To drive the point home, Brian walks into a local Wells Fargo bank, where he hands a note to teller Rosa Diaz (Selenis Leyva) saying he has a bomb and will blow the place up if he doesn't get his money. Because he's not a bad guy, he lets the customers go free. Only Rosa and bank manager Estel Valerie (Nicole Beharie) remain inside. Police negotiator Eli Bernard (Michael Kenneth Williams) establishes phone contact with Brian, in an effort to resolve the problem. When the money still isn't transferred, Brian's emotional state becomes more volatile, causing Rosa and Estel to fear for their lives, and putting pressure on Eli to prevent a catastrophe.

There are two levels on which Breaking operates. One is as a hostage drama. Director Abi Demaris Corbin keeps the tension building by focusing on the emotions of the characters. Although Rosa and Estel empathize with Brian's plight, they also recognize that he's coming apart at the seams, so they fear he'll do something even more drastic than what he's already done. And the increasing frustration does indeed cause Brian to find his grip on self-control loosening. Great suspense is wrung from watching these people inside a pressure cooker, while Eli is outside attempting to find a way to de-escalate the situation.

On the other level, the story is a powerful statement about how Veterans Affairs – the organization that is supposed to take care of our vets – sometimes allows them to fall through the cracks.

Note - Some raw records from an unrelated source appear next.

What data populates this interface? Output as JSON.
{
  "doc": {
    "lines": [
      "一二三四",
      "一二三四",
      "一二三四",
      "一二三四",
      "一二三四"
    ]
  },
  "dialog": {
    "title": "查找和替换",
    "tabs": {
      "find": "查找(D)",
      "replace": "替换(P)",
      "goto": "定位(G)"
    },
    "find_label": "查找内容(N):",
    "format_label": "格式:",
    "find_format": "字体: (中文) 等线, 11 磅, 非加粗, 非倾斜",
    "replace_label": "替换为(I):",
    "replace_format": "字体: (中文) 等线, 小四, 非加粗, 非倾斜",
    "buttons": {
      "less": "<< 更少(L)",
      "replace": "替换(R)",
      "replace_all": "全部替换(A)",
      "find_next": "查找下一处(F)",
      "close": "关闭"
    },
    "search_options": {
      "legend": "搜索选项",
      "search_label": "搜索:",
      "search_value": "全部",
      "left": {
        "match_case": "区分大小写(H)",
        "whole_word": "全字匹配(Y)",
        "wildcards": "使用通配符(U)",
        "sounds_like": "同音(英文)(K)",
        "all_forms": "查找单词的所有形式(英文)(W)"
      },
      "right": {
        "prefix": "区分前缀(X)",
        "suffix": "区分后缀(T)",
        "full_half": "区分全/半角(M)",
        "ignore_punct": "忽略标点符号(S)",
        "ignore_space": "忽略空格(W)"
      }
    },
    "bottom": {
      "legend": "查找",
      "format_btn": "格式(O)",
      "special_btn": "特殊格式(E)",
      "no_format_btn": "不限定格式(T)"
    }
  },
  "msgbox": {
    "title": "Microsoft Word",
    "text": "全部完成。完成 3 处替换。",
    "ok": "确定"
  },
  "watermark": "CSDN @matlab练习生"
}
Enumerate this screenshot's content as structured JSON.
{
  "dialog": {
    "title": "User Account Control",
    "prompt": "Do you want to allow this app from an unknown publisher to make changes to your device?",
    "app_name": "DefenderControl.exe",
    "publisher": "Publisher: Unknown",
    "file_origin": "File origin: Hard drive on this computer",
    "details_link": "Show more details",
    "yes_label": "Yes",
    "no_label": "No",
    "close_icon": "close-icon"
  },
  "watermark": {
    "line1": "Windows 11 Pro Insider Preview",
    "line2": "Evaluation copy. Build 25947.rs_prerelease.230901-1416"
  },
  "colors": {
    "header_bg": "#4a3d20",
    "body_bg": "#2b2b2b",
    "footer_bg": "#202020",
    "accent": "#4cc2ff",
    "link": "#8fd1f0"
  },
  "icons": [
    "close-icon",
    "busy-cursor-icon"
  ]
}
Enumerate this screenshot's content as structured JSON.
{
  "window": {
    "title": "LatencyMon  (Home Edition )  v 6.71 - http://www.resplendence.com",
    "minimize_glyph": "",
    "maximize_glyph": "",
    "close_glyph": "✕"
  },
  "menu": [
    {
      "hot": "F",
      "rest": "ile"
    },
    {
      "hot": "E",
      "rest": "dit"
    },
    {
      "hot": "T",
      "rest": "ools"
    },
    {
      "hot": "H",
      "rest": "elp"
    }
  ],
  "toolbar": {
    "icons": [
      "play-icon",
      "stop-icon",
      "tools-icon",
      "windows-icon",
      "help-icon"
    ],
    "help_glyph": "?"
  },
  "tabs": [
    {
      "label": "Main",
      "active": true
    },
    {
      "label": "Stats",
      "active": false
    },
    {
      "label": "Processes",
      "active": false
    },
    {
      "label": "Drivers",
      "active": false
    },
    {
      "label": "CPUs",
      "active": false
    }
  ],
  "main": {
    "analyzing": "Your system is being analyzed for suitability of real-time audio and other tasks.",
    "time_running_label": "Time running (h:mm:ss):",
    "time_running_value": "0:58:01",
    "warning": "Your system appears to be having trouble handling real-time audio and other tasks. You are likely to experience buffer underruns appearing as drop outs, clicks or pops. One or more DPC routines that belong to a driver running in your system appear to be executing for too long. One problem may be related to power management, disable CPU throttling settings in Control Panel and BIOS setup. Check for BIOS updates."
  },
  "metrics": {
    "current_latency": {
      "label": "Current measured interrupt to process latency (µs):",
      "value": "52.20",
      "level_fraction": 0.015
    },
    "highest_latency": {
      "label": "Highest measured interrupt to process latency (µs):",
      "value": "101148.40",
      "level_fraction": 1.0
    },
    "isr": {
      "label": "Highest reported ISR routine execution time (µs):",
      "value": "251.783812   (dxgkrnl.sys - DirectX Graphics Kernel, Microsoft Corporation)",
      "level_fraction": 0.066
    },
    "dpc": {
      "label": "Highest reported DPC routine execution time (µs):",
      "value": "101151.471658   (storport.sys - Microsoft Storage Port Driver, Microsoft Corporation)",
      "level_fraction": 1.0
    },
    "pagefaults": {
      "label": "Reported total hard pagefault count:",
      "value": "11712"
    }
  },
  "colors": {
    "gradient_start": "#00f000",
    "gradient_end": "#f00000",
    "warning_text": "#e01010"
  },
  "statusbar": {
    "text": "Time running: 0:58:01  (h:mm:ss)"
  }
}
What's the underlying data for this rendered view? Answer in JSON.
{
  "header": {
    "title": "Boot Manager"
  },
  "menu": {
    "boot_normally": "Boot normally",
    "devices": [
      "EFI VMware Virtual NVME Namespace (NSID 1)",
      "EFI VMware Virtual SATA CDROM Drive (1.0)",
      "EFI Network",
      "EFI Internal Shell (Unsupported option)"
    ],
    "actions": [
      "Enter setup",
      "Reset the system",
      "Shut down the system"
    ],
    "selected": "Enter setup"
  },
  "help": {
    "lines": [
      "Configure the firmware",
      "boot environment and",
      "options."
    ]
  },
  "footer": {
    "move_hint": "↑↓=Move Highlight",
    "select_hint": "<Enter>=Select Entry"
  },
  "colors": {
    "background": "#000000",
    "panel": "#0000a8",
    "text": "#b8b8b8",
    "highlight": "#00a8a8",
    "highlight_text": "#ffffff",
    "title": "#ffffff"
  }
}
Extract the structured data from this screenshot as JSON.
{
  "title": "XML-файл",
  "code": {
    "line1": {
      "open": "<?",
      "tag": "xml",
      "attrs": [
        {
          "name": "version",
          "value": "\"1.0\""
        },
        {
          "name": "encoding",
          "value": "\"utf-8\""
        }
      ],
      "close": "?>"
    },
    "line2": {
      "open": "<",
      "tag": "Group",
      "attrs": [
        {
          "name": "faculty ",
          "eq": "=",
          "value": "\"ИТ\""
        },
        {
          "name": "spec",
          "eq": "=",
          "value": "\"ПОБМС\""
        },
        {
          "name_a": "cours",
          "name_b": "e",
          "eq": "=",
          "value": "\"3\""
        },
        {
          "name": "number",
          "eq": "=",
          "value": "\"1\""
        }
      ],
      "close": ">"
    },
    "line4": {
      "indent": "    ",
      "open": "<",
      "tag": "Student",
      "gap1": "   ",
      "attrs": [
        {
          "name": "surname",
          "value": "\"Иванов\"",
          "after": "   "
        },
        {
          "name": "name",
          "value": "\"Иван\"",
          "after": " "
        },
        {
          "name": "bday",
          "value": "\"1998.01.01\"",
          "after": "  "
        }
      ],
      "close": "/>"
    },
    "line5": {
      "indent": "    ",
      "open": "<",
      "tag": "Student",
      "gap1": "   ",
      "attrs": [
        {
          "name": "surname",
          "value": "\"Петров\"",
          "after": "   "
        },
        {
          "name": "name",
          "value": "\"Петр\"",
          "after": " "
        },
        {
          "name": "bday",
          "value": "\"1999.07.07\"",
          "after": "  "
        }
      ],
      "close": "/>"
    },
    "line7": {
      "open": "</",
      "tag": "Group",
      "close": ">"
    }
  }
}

Brian's point in demanding his payment is that veterans sacrifice so much and ask for so little in return. Boyega stunningly captures the moral fight this character wages. At one point, Estel offers to simply transfer the cash into Brian's account, letting the bank absorb the loss. He rejects that, because this is about principle. It's a moment that feels real, thanks to the vivid, authentic performance the actor gives. The story conveys a forceful message about the need for VA to go the extra mile for the men and women who served our country. They deserve it, especially when struggling.

Strong work from the entire cast makes Breaking the kind of picture that commands your attention from start to finish. If you know the story of the real Brian Brown-Easley, you know it took a very unexpected turn. The film stays true to that. How it's staged catches you off-guard, which is precisely the point. A lot of movies would have tried to alter what happened in order to make it fit more comfortably into a traditional formula. Sticking with the facts of the case is by far the better option, as it serves to underline the themes running throughout.

I respect Breaking for not chickening out. Boyega's fiery performance gives the film a jittery edge that allows Brian Brown-Easley's ordeal to feel urgent and impassioned. You remain in a state of tension for 103 minutes, then leave thinking deeply about the tragedy of a system that's capable of letting down the very people who put their lives on the line for all of us.

out of four

Breaking is rated PG-13 for some violent content, and strong language. The running time is 1 hour and 43 minutes.